All of these things are gifts from the hand of a kind creator who gave us this promise:

“If anyone thirsts, let him come to me and drink. Whoever believes in me, as the Scripture has said, ‘Out of his heart will flow rivers of living water.’ John 7:37-38.

If you thirst for happiness, if you long for joy, go to him and drink and you will never thirst again.

*J. Budziszewski: Generation disordered. Q&A | The sexual revolution has left many college students with empty lives, but there is a longing for something more. By MARVIN OLASKY “Off the grid,” Sept. 5, 2015.

SUCCESS UNDER STRESS

Are you feeling stressed? Pressured? Overloaded?

Many of you are returning to school soon, some to totally new environments, some to increasing responsibility as you near the end of your educational career and the beginning of your working career. That’s stressful.

Some of you are under tremendous pressure at work. One guy described his day as “walking into a buzz saw.” Here’s a little research on the subject:

The average office worker gets 220 messages a day—in e-mails, memos, phone calls, interruptions, and ads.

A survey of 1,313 managers on four continents found that “one-third of managers suffer from ill health as a direct consequence of stress associated with information overload. This figure increases to 43 percent among senior managers.”

The sheer volume of information you have to screen, absorb and respond to can make you sick.

Then there are those other “little” stressors that anybody with a lot of responsibility and little authority can relate to:

 Dealing with spin – information comes to us like a Clayton Kershaw curve ball. It looks like the straight stuff until it gets to the plate. The truth gets lost in the rumor mill or shady ethics.
 Office Politics – strained relationships between others in your organization make your job more difficult.
 Political Correctness – rears its head conscience requires you to say things no one wants to hear.
 Administrative Hassles – you want to hire the best qualified person, you know who it is, but you have to jump through a bunch of hoops first to keep the watchdogs happy.
 Communication Breakdown – they say the package would arrive Monday, but you heard them promise it would be there Friday.

If you can connect with any of that you can connect with Pastor Tim of the first Church of Ephesus. He was dealing with the same issues dressed in church clothes.

 Spin – Legalism, Gnosticism and superstitious mysticism were confusing the church.
 Politics – Strained relationships between church members put him in the middle.
 Political Correctness – The role of women be in the church had to be addressed.
 Administrative Issues – Who could serve as elder? Deacon? How would they be qualified?
 Communication – Tim had to set the example of clear communication and following through on commitments.

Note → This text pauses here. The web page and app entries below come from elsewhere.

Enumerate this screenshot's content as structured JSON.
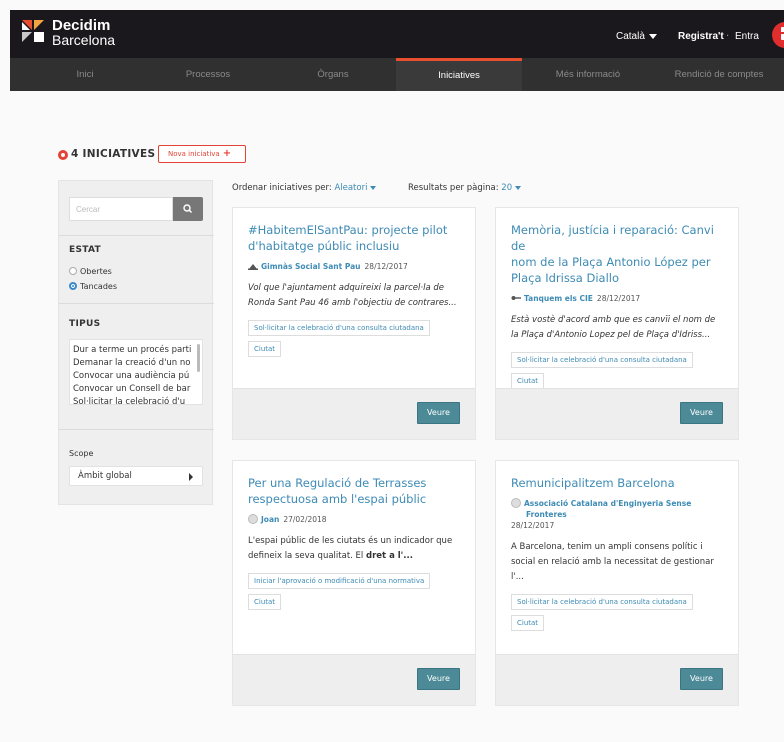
{
  "header": {
    "brand_line1": "Decidim",
    "brand_line2": "Barcelona",
    "language": "Català",
    "register": "Registra't",
    "separator": "·",
    "login": "Entra",
    "accent_color": "#e02d2d"
  },
  "nav": {
    "items": [
      {
        "label": "Inici"
      },
      {
        "label": "Processos"
      },
      {
        "label": "Òrgans"
      },
      {
        "label": "Iniciatives"
      },
      {
        "label": "Més informació"
      },
      {
        "label": "Rendició de comptes"
      }
    ],
    "active": "Iniciatives"
  },
  "page": {
    "title": "4 INICIATIVES",
    "new_button": "Nova iniciativa",
    "new_button_icon": "+"
  },
  "sidebar": {
    "search_placeholder": "Cercar",
    "search_icon": "search-icon",
    "estat_heading": "ESTAT",
    "estat_options": [
      {
        "label": "Obertes",
        "selected": false
      },
      {
        "label": "Tancades",
        "selected": true
      }
    ],
    "tipus_heading": "TIPUS",
    "tipus_options": [
      "Dur a terme un procés parti",
      "Demanar la creació d'un no",
      "Convocar una audiència pú",
      "Convocar un Consell de bar",
      "Sol·licitar la celebració d'u"
    ],
    "scope_label": "Scope",
    "scope_value": "Àmbit global"
  },
  "toolbar": {
    "order_label": "Ordenar iniciatives per:",
    "order_value": "Aleatori",
    "perpage_label": "Resultats per pàgina:",
    "perpage_value": "20"
  },
  "cards": [
    {
      "title_lines": [
        "#HabitemElSantPau: projecte pilot",
        "d'habitatge públic inclusiu"
      ],
      "author": "Gimnàs Social Sant Pau",
      "author_icon": "group-icon",
      "date": "28/12/2017",
      "desc_lines": [
        "Vol que l'ajuntament adquireixi la parcel·la de",
        "Ronda Sant Pau 46 amb l'objectiu de contrares..."
      ],
      "tags": [
        "Sol·licitar la celebració d'una consulta ciutadana",
        "Ciutat"
      ],
      "button": "Veure"
    },
    {
      "title_lines": [
        "Memòria, justícia i reparació: Canvi de",
        "nom de la Plaça Antonio López per",
        "Plaça Idrissa Diallo"
      ],
      "author": "Tanquem els CIE",
      "author_icon": "key-icon",
      "date": "28/12/2017",
      "desc_lines": [
        "Està vostè d'acord amb que es canvïi el nom de",
        "la Plaça d'Antonio Lopez pel de Plaça d'Idriss..."
      ],
      "tags": [
        "Sol·licitar la celebració d'una consulta ciutadana",
        "Ciutat"
      ],
      "button": "Veure"
    },
    {
      "title_lines": [
        "Per una Regulació de Terrasses",
        "respectuosa amb l'espai públic"
      ],
      "author": "Joan",
      "author_icon": "avatar-icon",
      "date": "27/02/2018",
      "desc_lines": [
        "L'espai públic de les ciutats és un indicador que",
        "defineix la seva qualitat. El "
      ],
      "desc_bold": "dret a l'...",
      "tags": [
        "Iniciar l'aprovació o modificació d'una normativa",
        "Ciutat"
      ],
      "button": "Veure"
    },
    {
      "title_lines": [
        "Remunicipalitzem Barcelona"
      ],
      "author_lines": [
        "Associació Catalana d'Enginyeria Sense",
        "Fronteres"
      ],
      "author_icon": "avatar-icon",
      "date": "28/12/2017",
      "desc_lines": [
        "A Barcelona, tenim un ampli consens polític i",
        "social en relació amb la necessitat de gestionar",
        "l'..."
      ],
      "tags": [
        "Sol·licitar la celebració d'una consulta ciutadana",
        "Ciutat"
      ],
      "button": "Veure"
    }
  ]
}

Let me go back to my original question. Are you feeling overloaded? Pressured? Stressed to the max? If so you might be feeling like Pastor Tim: RUN BABY RUN!

It’s apparent from Paul’s very first instruction to Tim that he was ready to bug out. “As I urged you when I went into Macedonia, stay there in Ephesus …” (1 Timothy 1:3a emphasis added).

That was not what Tim was hoping to hear. But it’s one of the keys to success in high stress. “Stay there,” he said. “Fight the good fight, hold on to your faith, keep your conscience clear, and stay there.”

If God has placed you in a tough situation, stay in it. Don’t bail out just because your palms are getting sweaty. If you’re sure God is in it, you stay in it. Problems are just opportunities dressed in scary costumes. God has something to teach you and something to accomplish through you in that difficult spot. If you bail out now you may never learn what you can be and you may never see what God can do.